ABOUT THIS TASK:
Look through the lines below and extract each one that contains "фертика".

SUPPLIED RECORDS:
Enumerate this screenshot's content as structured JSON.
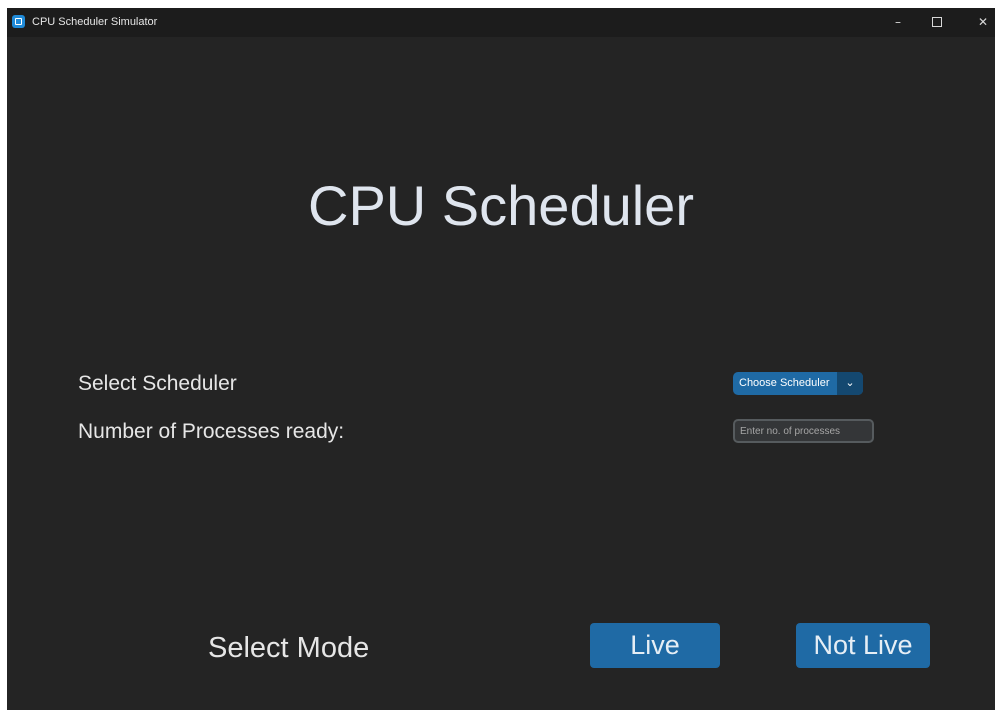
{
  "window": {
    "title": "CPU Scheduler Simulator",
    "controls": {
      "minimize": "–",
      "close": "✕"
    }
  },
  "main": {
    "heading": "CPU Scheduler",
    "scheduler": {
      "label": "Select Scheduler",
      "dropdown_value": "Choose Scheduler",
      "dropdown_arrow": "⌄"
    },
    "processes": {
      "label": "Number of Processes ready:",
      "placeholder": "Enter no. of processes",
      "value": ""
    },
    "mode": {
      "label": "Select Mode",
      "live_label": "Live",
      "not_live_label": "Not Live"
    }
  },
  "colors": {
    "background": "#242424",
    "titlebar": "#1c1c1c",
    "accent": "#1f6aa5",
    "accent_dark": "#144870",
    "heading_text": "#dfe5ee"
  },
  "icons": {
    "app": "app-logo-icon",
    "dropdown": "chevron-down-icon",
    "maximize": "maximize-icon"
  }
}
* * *
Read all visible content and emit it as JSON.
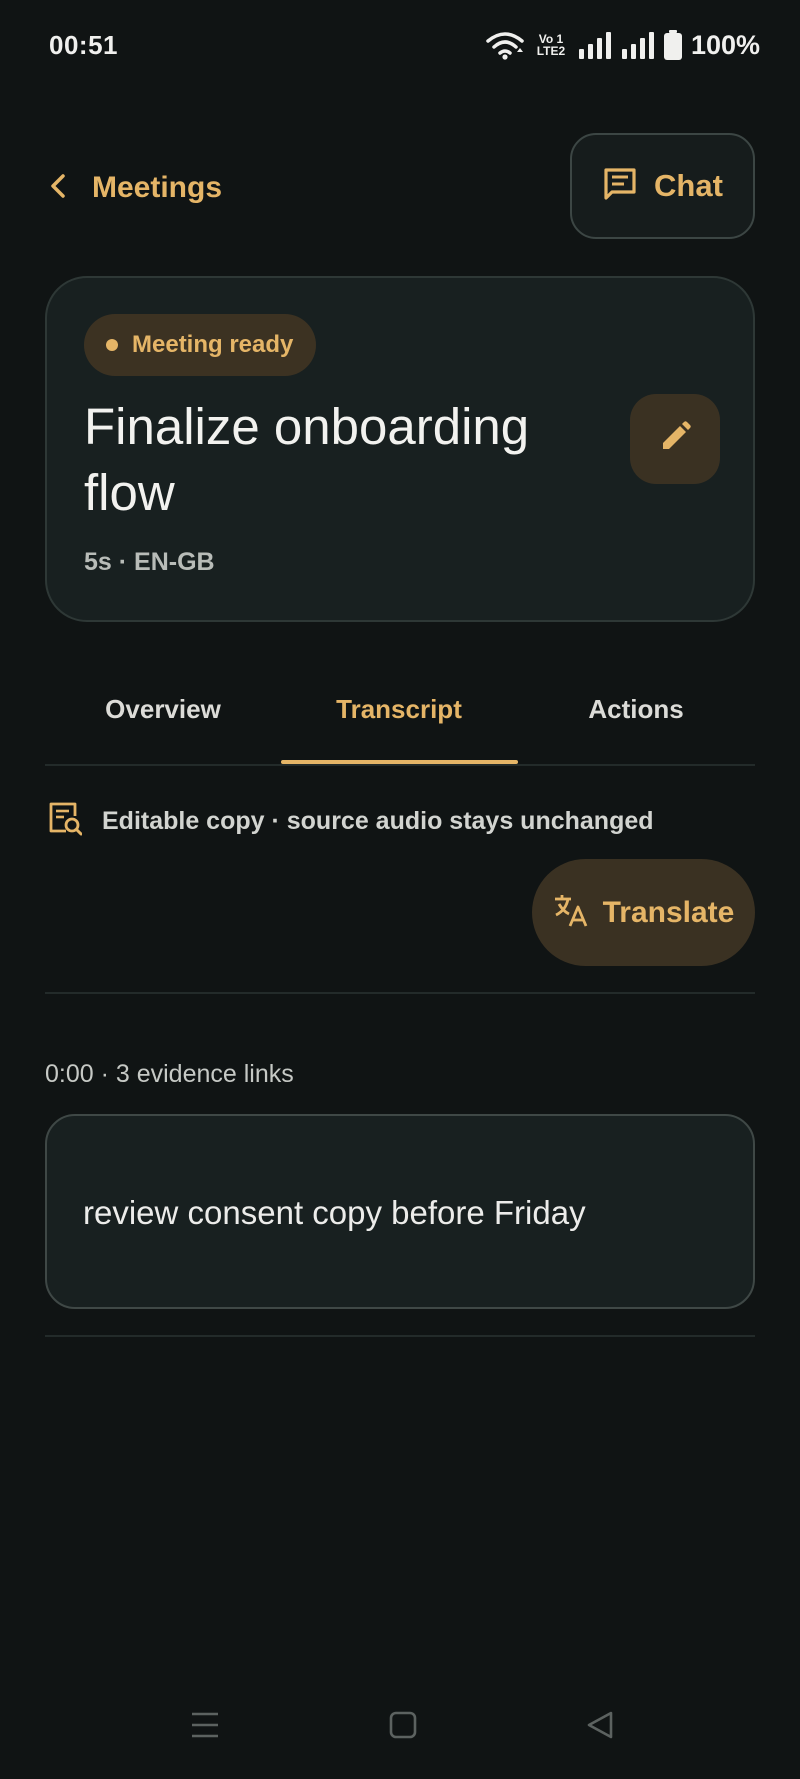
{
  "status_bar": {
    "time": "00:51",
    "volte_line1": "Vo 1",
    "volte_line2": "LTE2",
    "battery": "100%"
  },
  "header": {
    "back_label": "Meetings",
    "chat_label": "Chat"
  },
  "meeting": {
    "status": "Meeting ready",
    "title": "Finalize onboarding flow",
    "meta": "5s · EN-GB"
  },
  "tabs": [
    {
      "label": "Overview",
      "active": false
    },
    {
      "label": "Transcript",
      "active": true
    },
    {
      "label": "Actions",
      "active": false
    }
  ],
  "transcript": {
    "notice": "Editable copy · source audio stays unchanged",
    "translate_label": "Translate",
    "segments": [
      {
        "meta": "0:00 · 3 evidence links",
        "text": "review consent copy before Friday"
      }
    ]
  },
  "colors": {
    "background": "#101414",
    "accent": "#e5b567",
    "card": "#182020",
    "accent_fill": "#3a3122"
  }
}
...
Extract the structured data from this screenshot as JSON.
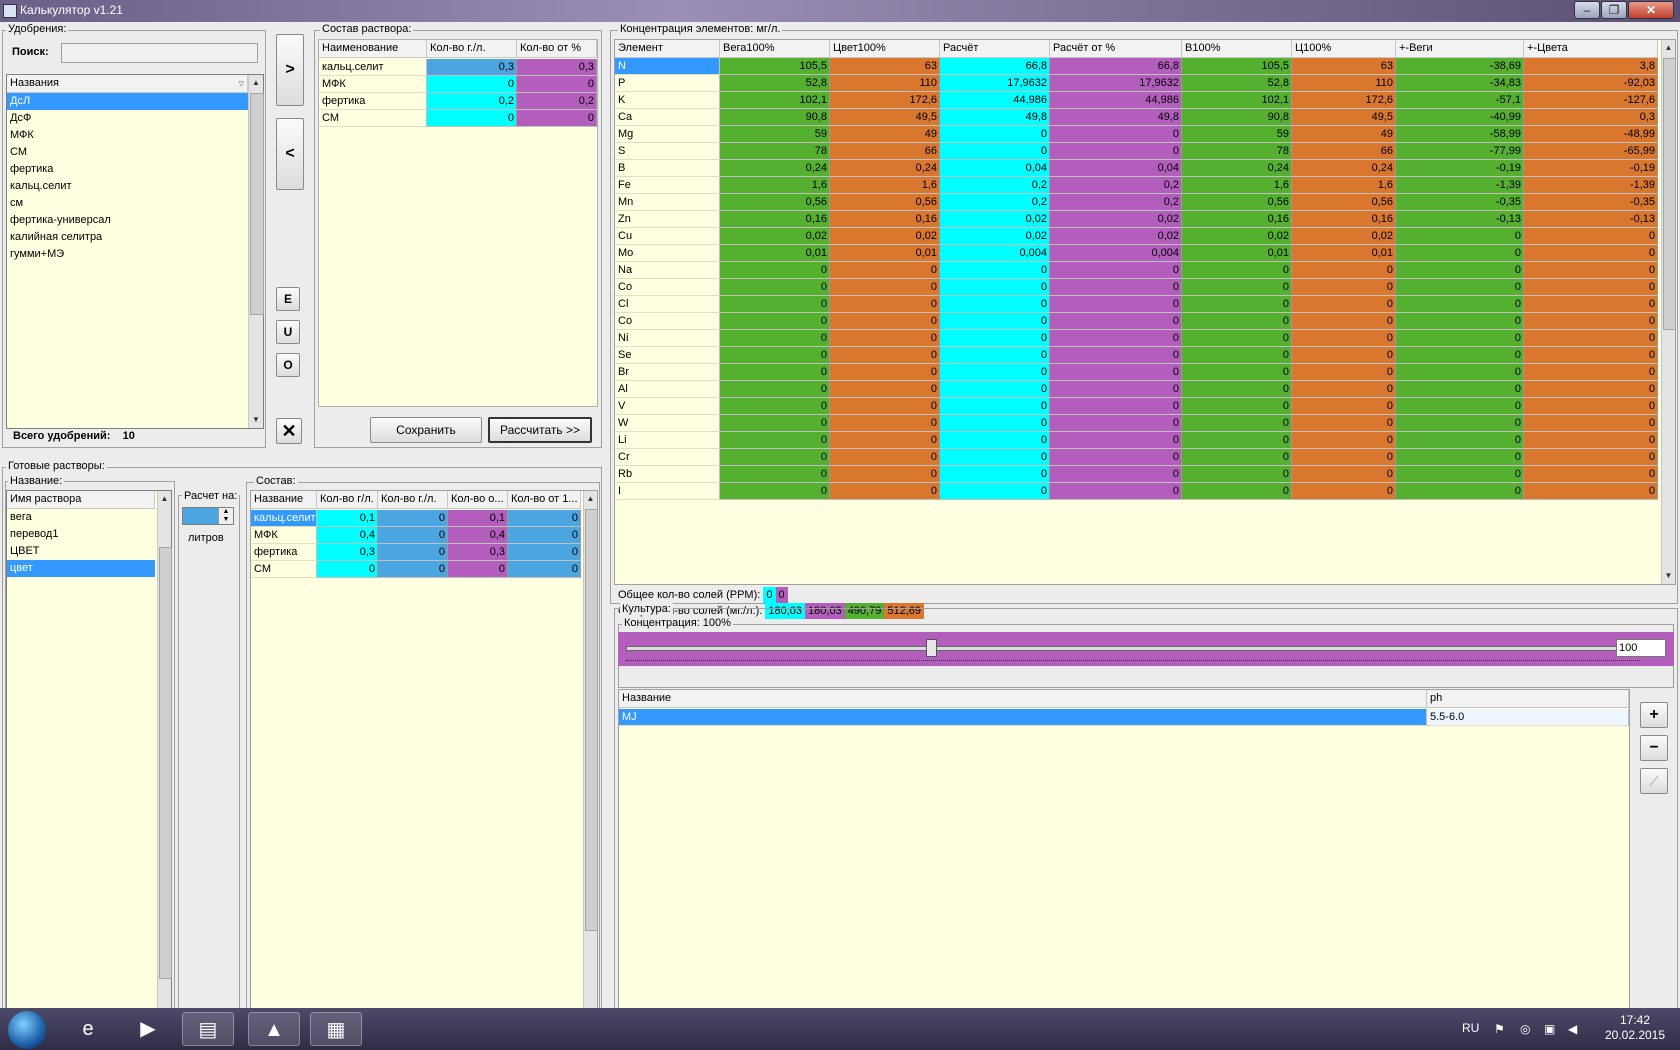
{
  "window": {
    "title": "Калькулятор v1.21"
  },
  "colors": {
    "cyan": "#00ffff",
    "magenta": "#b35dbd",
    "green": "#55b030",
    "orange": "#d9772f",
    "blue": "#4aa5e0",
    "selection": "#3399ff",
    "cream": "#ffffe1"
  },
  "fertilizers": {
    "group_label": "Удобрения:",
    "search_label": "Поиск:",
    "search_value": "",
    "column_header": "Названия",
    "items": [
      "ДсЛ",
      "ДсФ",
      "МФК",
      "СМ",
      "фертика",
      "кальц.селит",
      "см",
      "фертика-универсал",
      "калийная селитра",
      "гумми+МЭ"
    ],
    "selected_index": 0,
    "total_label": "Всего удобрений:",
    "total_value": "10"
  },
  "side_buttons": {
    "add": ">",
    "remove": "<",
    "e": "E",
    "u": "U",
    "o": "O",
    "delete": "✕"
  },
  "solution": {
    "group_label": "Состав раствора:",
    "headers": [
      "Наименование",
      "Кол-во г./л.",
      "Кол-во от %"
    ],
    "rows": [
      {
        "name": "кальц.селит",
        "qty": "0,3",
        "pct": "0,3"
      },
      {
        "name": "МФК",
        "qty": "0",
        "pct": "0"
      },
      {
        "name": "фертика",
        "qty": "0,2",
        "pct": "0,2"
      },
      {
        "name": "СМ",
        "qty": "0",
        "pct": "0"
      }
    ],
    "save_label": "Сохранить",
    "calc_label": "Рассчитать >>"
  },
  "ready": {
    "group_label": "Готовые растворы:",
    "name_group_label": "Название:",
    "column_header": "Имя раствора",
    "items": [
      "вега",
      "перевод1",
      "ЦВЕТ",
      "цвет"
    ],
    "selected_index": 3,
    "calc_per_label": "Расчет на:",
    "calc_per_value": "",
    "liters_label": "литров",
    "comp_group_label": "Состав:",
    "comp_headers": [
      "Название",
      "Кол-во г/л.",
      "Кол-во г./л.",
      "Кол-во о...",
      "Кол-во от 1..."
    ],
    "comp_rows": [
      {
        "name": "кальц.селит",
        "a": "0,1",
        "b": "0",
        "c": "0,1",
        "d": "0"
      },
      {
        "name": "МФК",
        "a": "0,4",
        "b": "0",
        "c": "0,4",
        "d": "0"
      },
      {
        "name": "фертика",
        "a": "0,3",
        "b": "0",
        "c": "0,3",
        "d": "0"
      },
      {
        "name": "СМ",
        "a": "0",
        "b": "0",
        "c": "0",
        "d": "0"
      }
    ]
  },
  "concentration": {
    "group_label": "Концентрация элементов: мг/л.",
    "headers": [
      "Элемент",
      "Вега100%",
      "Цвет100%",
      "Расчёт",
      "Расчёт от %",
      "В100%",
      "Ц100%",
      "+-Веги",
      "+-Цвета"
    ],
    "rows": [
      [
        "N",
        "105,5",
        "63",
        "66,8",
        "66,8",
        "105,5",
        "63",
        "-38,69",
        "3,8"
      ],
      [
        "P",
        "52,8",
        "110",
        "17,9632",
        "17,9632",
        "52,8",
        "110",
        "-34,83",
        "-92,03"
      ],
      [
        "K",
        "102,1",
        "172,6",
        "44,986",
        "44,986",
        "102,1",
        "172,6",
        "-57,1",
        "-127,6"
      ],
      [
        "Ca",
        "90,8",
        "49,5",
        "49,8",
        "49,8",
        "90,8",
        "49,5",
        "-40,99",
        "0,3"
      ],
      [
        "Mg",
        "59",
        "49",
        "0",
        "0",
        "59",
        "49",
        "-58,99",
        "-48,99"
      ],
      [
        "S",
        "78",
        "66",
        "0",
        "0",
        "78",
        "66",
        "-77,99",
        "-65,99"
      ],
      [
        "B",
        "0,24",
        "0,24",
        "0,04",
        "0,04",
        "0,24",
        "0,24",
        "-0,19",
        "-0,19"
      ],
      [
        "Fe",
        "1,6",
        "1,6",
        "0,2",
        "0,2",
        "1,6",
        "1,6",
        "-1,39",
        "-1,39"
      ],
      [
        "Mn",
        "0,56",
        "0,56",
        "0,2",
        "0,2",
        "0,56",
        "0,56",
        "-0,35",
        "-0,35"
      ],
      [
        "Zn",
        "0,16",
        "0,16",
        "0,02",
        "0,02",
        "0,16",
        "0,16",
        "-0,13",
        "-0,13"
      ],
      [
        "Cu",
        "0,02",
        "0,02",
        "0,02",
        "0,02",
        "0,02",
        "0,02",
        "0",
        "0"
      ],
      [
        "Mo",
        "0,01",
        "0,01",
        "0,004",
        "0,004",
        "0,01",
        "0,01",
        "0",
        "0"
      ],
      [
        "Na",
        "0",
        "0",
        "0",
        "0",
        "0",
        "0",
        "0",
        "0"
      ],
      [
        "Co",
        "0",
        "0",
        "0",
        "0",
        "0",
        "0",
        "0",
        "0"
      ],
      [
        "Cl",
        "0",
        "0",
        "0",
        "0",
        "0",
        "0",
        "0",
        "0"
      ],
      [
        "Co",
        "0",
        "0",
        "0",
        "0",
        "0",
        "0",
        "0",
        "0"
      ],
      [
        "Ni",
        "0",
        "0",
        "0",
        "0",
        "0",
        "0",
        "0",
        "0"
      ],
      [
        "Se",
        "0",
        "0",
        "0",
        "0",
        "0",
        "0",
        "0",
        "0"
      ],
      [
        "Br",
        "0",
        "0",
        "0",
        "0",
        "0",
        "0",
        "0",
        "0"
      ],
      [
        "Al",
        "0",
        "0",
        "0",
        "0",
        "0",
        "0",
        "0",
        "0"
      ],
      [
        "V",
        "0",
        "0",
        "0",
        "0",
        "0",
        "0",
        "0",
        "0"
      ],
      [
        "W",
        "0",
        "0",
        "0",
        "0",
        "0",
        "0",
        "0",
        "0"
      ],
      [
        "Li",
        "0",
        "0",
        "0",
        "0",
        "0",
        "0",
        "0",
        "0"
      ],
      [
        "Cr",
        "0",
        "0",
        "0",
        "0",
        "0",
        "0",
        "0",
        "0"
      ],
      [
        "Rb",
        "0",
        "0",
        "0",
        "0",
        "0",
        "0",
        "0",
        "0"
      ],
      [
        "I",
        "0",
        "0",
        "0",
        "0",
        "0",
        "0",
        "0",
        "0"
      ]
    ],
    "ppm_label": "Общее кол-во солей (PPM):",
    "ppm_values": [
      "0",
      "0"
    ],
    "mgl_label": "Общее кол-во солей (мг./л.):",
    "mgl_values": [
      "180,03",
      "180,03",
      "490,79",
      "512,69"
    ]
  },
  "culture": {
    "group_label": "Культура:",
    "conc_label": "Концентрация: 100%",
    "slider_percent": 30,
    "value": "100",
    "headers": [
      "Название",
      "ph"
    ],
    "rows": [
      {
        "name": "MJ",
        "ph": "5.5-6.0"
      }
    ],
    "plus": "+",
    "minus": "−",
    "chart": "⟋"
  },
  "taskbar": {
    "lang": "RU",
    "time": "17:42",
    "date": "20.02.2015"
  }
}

ANSWER TO THIS EXERCISE:
      "фертика",
      "фертика-универсал",
        "name": "фертика",
        "name": "фертика",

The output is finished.